“I haven’t processed it yet. I was in the mountains with the dogs,” said Jose Manuel Fernandez, who had a share in one of the tickets. “My wife didn’t believe it, she began to scream. We’re not used to winning.”
In the months leading up to the draw, in which a larger number of smaller prizes are also distributed, many Spaniards club together to buy tickets or fractions of them, often favoring particular vendors or numbers.
“You never expect it,” said Javier Monino whose recently acquired kiosk in Madrid’s Atocha train station sold tickets worth more than 500 million euros in prizes.
“You always think you might sell it, then it happens,” hy het gesê, before spraying champagne outside his concession.
But not everyone was in high spirits.

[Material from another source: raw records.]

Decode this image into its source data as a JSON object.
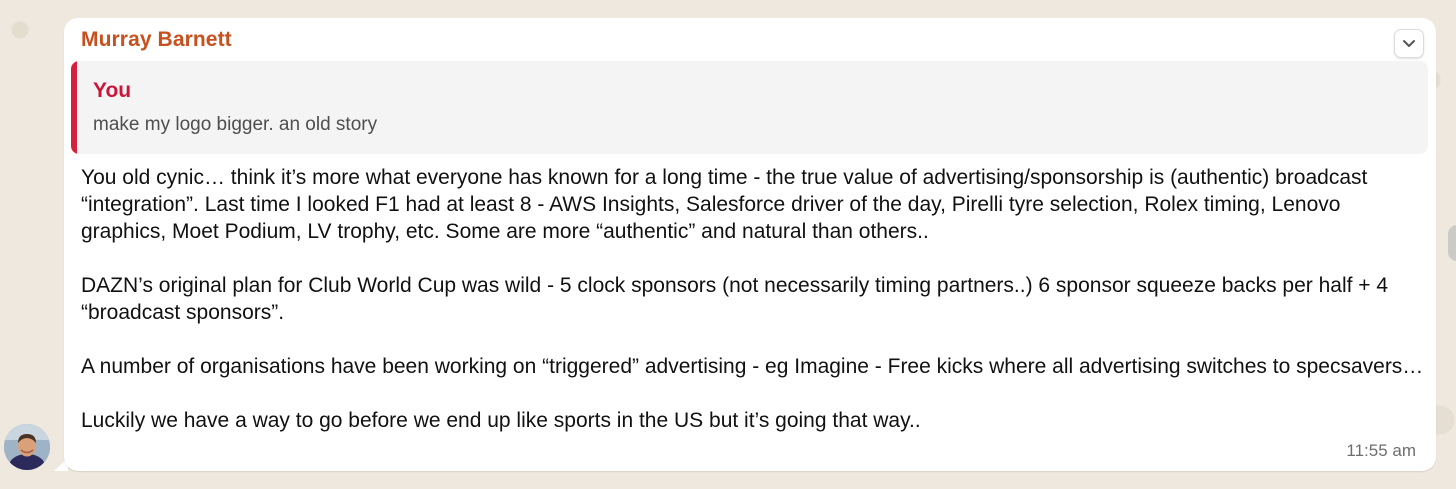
{
  "message": {
    "sender_name": "Murray Barnett",
    "timestamp": "11:55 am",
    "quoted": {
      "author": "You",
      "text": "make my logo bigger. an old story"
    },
    "paragraphs": [
      "You old cynic… think it’s more what everyone has known for a long time - the true value of advertising/sponsorship is (authentic) broadcast “integration”. Last time I looked F1 had at least 8 - AWS Insights, Salesforce driver of the day, Pirelli tyre selection, Rolex timing, Lenovo graphics, Moet Podium, LV trophy, etc. Some are more “authentic” and natural than others..",
      "DAZN’s original plan for Club World Cup was wild - 5 clock sponsors (not necessarily timing partners..) 6 sponsor squeeze backs per half + 4 “broadcast sponsors”.",
      "A number of organisations have been working on “triggered” advertising - eg Imagine - Free kicks where all advertising switches to specsavers…",
      "Luckily we have a way to go before we end up like sports in the US but it’s going that way.."
    ]
  },
  "icons": {
    "menu": "chevron-down-icon",
    "avatar": "user-avatar"
  },
  "colors": {
    "sender": "#c8501e",
    "quote_author": "#c8173b",
    "quote_bar": "#d6203f",
    "bubble": "#ffffff",
    "background": "#efe8de"
  }
}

Some sellers walked off the job in protest at the 4% commission they get on Christmas tickets, in vergelyking met 6% on other draws, leaving them struggling to make ends meet, hulle sê.
“Dit was 17 years that we’ve received the same commission,” said Natalia de la Fuente, 31, the daughter of a lottery seller.

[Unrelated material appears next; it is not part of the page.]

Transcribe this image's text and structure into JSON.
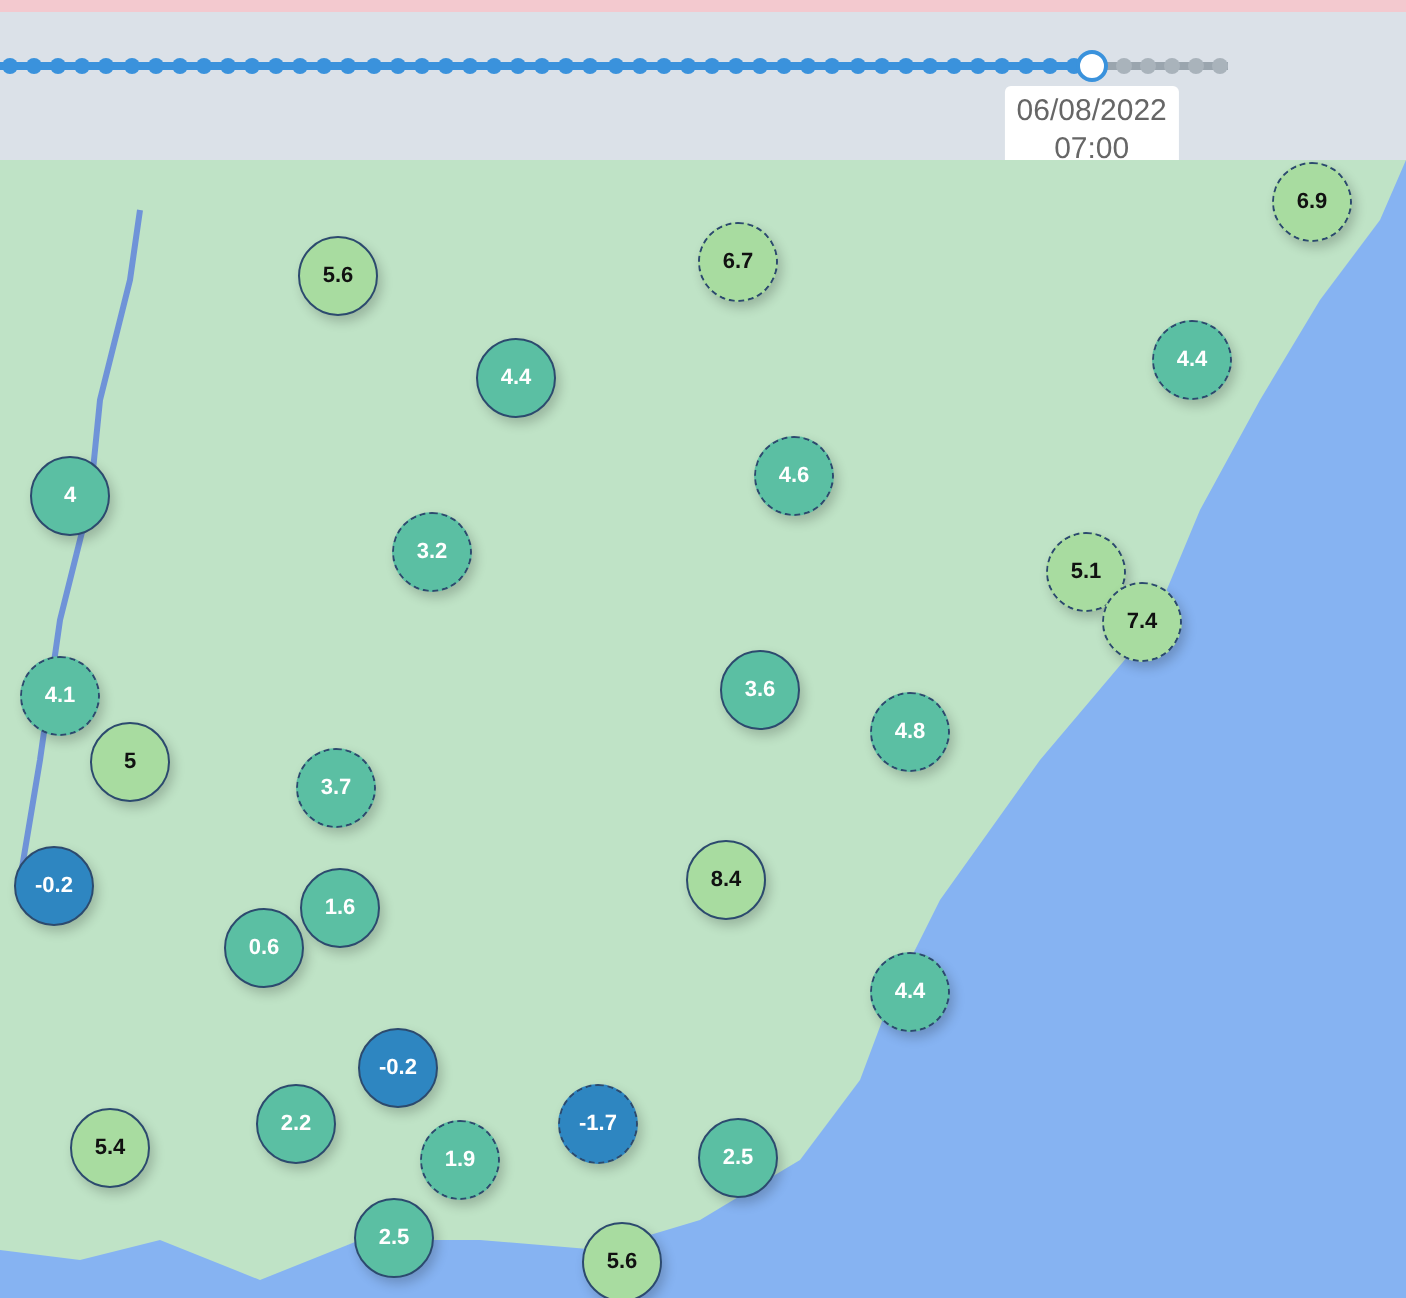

“Prices go up, taxes go up and the commissions remain the same […] This is impossible.”
She joined dozens of chanting protesters outside Madrid’s Teatro Real, where the draw takes place.
Binne, pairs of schoolchildren picked the winning numbers and sang them out to an enthusiastic crowd sporting extravagant costumes, ranging from Santa’s elves to the pope.